A new cause of iceberg breakup has been revealed by simulations of one of the largest icebergs on record. Giant tabular iceberg A68a exceeded 100 miles long and 30 miles wide when it calved from an ice shelf on the Antarctic Peninsula in 2017. Initially famous for its size, the iceberg received further media attention in 2020 when it showed potential for getting stuck in shallow water near South Georgia Island and cutting off penguins and seals from their feeding grounds. However, the iceberg instead diverted into the deep ocean, where unknown forces caused it to fragment into several pieces.

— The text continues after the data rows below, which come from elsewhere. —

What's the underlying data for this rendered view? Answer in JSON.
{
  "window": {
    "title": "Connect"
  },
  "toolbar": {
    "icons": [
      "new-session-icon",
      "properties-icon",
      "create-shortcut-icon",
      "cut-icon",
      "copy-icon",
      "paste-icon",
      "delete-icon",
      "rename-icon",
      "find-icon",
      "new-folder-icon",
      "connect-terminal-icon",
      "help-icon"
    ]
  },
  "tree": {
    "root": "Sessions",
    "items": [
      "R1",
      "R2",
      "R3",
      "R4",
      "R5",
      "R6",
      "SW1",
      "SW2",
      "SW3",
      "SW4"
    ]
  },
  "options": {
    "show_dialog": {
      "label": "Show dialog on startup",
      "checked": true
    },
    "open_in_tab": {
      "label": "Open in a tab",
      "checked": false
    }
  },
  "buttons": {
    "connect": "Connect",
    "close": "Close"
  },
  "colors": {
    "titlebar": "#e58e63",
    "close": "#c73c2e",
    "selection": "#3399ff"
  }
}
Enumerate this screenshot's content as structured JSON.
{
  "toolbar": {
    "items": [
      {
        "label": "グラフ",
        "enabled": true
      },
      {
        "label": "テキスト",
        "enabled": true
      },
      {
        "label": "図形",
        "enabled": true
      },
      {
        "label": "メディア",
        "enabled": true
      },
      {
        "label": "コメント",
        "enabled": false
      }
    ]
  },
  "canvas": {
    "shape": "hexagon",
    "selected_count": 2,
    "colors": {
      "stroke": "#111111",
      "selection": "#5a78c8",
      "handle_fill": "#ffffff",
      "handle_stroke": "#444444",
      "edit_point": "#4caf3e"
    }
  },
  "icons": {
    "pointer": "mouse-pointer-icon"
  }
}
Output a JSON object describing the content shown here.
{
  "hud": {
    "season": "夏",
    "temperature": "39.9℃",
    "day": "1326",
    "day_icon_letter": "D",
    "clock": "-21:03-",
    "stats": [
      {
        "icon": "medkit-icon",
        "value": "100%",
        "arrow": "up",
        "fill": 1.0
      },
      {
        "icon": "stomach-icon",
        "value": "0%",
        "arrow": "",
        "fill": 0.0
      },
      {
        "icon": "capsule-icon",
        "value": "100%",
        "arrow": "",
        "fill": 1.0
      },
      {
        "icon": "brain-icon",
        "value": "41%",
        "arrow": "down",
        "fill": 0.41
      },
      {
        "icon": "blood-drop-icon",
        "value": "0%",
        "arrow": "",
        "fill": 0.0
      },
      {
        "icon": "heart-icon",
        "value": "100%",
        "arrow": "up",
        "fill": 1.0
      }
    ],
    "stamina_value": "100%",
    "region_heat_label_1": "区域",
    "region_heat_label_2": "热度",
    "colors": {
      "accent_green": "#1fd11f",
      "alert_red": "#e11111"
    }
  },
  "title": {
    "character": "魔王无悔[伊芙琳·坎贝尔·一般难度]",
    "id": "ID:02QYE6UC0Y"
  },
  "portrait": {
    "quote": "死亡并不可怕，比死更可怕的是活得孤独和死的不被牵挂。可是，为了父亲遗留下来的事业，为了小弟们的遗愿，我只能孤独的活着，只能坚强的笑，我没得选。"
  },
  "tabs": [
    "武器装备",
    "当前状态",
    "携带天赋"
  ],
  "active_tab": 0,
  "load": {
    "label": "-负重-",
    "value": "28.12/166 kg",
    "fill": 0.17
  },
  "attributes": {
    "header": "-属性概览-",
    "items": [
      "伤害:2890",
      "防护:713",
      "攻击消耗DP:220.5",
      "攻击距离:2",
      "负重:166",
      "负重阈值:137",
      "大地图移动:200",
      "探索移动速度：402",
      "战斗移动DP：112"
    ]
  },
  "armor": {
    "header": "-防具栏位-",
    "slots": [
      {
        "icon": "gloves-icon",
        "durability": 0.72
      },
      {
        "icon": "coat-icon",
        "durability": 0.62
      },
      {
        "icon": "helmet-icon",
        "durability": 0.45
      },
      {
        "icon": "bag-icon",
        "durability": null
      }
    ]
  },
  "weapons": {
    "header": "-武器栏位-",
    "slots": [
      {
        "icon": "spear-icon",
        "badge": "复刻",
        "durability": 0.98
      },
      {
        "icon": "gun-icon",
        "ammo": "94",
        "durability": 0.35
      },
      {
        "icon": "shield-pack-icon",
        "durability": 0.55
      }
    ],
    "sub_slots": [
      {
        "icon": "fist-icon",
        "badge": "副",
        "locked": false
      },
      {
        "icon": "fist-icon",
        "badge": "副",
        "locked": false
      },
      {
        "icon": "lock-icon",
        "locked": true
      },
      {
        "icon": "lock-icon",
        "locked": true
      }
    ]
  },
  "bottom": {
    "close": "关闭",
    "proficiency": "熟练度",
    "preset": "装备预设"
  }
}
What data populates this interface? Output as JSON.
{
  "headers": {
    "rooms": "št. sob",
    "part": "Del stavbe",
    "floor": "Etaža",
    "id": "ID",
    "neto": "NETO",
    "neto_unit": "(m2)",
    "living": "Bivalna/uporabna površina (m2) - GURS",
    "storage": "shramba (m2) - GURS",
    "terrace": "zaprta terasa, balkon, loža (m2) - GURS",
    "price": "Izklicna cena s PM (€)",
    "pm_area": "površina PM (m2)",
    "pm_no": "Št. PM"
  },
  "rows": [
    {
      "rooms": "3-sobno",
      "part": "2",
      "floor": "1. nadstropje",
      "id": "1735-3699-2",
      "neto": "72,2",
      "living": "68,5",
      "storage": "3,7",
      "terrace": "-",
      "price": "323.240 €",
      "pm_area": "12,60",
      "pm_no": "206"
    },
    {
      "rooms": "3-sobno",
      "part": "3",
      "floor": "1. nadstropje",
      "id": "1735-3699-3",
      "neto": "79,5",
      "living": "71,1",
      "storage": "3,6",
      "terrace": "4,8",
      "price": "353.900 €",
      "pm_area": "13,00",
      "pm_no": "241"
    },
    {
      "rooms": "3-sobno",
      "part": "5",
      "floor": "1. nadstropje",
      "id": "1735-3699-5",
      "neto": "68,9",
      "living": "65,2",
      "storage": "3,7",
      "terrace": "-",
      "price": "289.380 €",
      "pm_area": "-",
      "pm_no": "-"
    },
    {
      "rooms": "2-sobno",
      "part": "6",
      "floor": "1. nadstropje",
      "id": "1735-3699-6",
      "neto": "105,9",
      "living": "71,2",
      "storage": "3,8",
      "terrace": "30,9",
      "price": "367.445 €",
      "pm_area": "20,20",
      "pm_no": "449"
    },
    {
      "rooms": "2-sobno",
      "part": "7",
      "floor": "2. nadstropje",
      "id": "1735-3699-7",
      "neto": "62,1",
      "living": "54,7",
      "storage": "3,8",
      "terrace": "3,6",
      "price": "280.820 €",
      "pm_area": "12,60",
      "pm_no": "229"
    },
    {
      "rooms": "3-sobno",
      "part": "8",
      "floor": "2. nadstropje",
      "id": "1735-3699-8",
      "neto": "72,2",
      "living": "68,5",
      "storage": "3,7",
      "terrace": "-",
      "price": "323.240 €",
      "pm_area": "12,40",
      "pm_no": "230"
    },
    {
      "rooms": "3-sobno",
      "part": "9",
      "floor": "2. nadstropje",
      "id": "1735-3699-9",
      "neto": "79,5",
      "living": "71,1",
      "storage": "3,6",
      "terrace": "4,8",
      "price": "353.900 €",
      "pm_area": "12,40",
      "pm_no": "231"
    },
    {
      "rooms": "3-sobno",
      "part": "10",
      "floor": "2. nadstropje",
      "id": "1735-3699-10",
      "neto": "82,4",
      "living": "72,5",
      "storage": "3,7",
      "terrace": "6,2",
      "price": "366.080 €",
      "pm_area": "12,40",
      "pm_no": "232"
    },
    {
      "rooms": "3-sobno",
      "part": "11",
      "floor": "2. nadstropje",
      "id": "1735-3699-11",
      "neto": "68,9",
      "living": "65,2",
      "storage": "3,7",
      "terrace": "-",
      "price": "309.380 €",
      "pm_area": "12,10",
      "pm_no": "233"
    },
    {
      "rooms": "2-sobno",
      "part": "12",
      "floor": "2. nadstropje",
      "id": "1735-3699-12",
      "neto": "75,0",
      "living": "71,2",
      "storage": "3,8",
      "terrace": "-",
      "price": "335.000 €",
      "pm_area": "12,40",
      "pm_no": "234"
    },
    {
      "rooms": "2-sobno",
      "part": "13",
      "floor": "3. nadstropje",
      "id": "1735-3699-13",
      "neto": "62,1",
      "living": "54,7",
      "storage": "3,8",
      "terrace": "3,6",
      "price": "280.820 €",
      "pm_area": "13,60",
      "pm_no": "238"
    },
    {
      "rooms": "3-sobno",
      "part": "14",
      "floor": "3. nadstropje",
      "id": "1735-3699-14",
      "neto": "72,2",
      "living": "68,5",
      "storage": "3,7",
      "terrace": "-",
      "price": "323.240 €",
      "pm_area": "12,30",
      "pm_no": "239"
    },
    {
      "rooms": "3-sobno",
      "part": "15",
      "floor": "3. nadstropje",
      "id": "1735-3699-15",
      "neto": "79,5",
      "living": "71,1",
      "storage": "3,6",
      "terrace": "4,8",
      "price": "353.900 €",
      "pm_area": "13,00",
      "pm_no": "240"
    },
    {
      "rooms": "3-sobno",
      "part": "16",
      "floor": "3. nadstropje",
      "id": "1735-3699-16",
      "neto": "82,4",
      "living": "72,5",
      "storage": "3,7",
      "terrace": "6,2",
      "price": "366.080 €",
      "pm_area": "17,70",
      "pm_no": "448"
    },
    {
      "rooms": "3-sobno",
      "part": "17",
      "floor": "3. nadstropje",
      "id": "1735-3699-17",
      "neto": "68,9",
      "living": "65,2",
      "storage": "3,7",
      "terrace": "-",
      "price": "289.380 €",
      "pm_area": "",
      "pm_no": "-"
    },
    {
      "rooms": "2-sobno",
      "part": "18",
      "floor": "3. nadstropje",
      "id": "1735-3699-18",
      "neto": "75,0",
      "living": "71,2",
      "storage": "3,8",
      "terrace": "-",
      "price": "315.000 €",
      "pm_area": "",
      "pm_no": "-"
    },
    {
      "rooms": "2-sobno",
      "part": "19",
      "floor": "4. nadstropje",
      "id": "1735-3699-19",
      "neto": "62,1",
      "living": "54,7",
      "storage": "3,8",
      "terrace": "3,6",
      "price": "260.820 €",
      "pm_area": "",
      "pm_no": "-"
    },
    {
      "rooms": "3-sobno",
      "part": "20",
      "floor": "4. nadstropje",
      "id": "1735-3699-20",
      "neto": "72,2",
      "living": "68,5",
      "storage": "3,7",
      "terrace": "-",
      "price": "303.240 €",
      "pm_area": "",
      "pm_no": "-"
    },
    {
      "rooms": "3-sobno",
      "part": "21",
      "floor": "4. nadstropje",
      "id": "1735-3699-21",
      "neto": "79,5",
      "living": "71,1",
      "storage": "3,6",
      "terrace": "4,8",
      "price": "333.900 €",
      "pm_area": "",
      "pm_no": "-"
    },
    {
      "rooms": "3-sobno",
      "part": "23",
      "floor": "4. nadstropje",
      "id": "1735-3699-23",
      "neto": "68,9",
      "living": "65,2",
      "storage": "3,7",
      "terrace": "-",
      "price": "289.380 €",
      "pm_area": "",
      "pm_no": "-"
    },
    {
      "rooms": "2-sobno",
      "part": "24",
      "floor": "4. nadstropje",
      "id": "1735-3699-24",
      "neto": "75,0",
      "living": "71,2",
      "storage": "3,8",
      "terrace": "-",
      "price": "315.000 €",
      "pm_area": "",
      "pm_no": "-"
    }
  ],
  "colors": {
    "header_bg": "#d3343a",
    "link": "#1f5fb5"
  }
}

In a new study published in Science Advances and led by AOS Postdoc Alex Huth (now affiliated with GFDL), Princeton researchers simulated this breakup event using new methods to represent giant icebergs within climate models. The simulations showed that breakup was triggered when part of the iceberg became positioned within stronger ocean currents than the rest of the iceberg, causing enough tension along the iceberg body to break it into pieces. Identifying this breakup mechanism and developing the methods to simulate it will improve the fidelity of climate simulations. Iceberg breakup influences the location and rate at which icebergs deposit freshwater into the ocean as they melt, which can significantly impact ocean circulation, sea-ice formation, and the marine biosphere. Huth co-authored the paper with AOS/CIMES Research Oceanographer Alistair Adcroft, AOS/CIMES Research Glaciologist Olga Sergienko, and Princeton CIMES 2021 summer intern Nuzhat Khan.